Yes, it is within your landlord’s right to legally raise your rent. However, there are a few stipulations surrounding rent increases, and they vary by state. Unless otherwise stated in your lease agreement, your landlord cannot raise your rent before your lease expires. So, if you have signed a year-long lease, your landlord is only allowed to increase your rent once that period is up. On the other hand, if you have a month-to-month lease, your landlord is allowed to increase it every month, given that they provide you ample notice (usually 30 days).

If you are wondering how much a landlord can increase your rent, you might not like this answer. In many states, there is no maximum amount. This means that, unless you are in a rent-controlled city or building, your landlord can raise the rent by as much as they want per year or month, depending on your lease duration. Check your local laws to see if there is a set amount or maximum. Most states require your landlord to serve you the rent increase notice in writing. If it is given verbally, look up your specific state’s law to see if that is the legal way to do it.  

Note, though, that many states prohibit a landlord from raising a tenant’s rent in retaliation for the tenant exercising their rights.
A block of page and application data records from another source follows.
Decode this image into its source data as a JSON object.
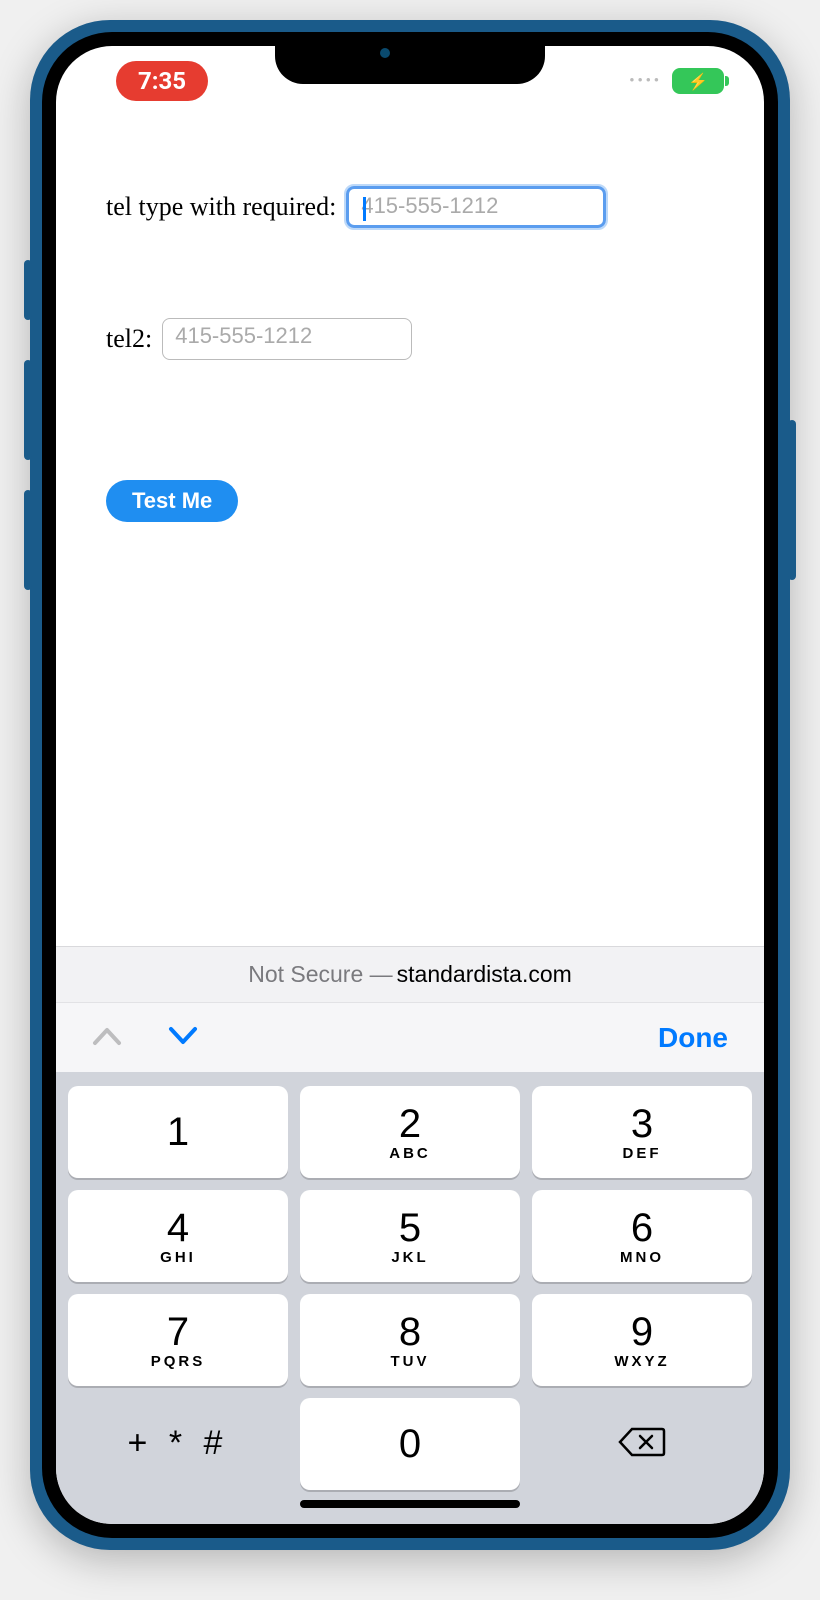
{
  "statusBar": {
    "time": "7:35"
  },
  "form": {
    "label1": "tel type with required:",
    "placeholder1": "415-555-1212",
    "label2": "tel2:",
    "placeholder2": "415-555-1212",
    "buttonLabel": "Test Me"
  },
  "urlBar": {
    "prefix": "Not Secure —",
    "domain": "standardista.com"
  },
  "accessory": {
    "doneLabel": "Done"
  },
  "keypad": {
    "k1": {
      "num": "1",
      "sub": ""
    },
    "k2": {
      "num": "2",
      "sub": "ABC"
    },
    "k3": {
      "num": "3",
      "sub": "DEF"
    },
    "k4": {
      "num": "4",
      "sub": "GHI"
    },
    "k5": {
      "num": "5",
      "sub": "JKL"
    },
    "k6": {
      "num": "6",
      "sub": "MNO"
    },
    "k7": {
      "num": "7",
      "sub": "PQRS"
    },
    "k8": {
      "num": "8",
      "sub": "TUV"
    },
    "k9": {
      "num": "9",
      "sub": "WXYZ"
    },
    "sym": "+ * #",
    "k0": "0"
  }
}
If you’ve been not paying due to Covid-19 and they raise your rent as a result, you may be able to claim retaliation. Also, if you have complained about habitability conditions to an outside organization, your landlord cannot retaliate by raising your rent. Check with a local attorney to see if you are protected.  

 

The top thing you need to know if you're a landlord

What do landlords need to know about how to proceed with evictions once the moratorium lifts?

The most important thing for landlords to know is that, once the moratorium is lifted, they still have to file for an eviction and go through the courts. Yes, that can take time, but many states have steep penalties for landlords who lock out a residential tenant. In most states, if a landlord changes the locks, the tenant can sue for an order to get back in – which leaves the landlord back at square one.

Final Tip

One of the most important things to keep in mind is that an eviction takes time. Your landlord can't toss you out in the street. They need to serve you with a notice to vacate, then wait, then file a Complaint. Once that's done, they serve you again, and you get time to reply. The court will file a trial date -- and given the backlog, that could be from several weeks to months in some states. You'll have time. If you can pay everything before the trial, in most states, you'll be allowed to stay. But if you can't pay, you still have options.

 

About Lucy S.

Lucy S. is a certified Lawyer specializing in Real Estate Law, Family Law, Employment Law, Consumer Protection Law, Traffic Law, Business Law, and Personal Injury Law questions. To date, Lucy has 30551 satisfied customers who have indicated that they are happy with the answers they received; Lucy has served as a Legal Expert on JustAnswer since 2009.

Do you have other eviction questions that weren’t answered above? Ask a legal question on JustAnswer to get a personalized response from certified Lawyers like Lucy.